TELLURIDE, Colo. – When I first came to the Telluride Film Festival in 1980, screenings were held in Quonset huts and city parks, the old Nugget theater on Main Street, and in the faded glory of the tiny Sheridan Opera House, built when this was a boom town in mining days. The 2005 festival, which will be held over Labor Day weekend, still uses the opera house, but has added so many state-of-the-art theaters, some of them constructed inside the old Mason's Hall and the school gyms, that it feels like the most happening art movie town in America.
TELLURIDE, Colo. For its 25th anniversary celebration, which more or less coincides with the first century of film, the Telluride Film Festival is plunging gleefully into the past.
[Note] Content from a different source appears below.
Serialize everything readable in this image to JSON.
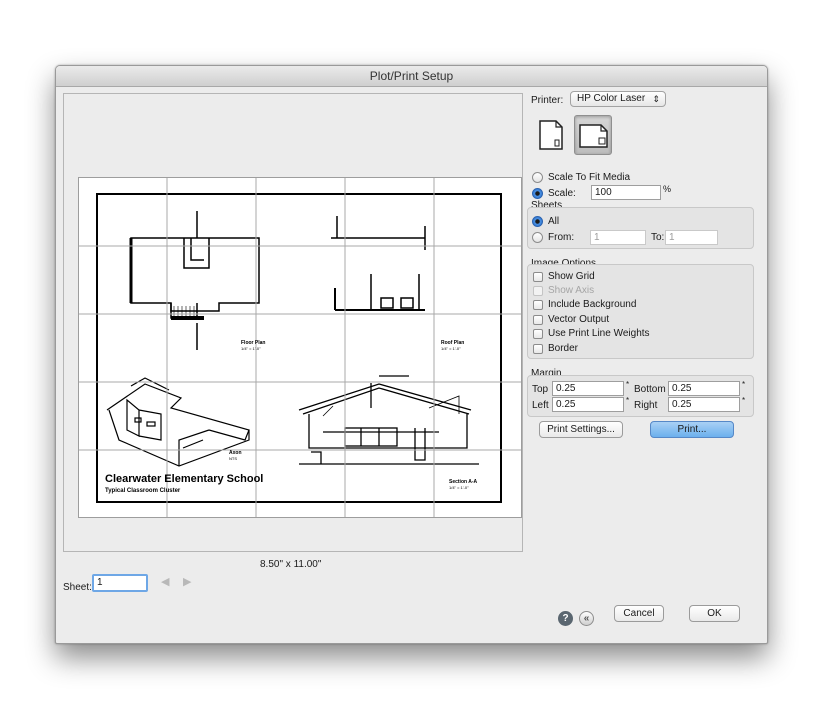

Although there's the usual selection of premieres, at least half of the screenings this year are retrospectives: a look at 1928, the last great year of silent film; personal selections from the festival's guest programmers over the years, and a salute to black-and-white cinematography.
TELLURIDE, Colo. -- The moment that best captured this year's Telluride Film Festival came when three musicians from Cambridge, Mass., were creating a percussion thunderstorm during a silent film from Germany, while a real thunderstorm boomed outside.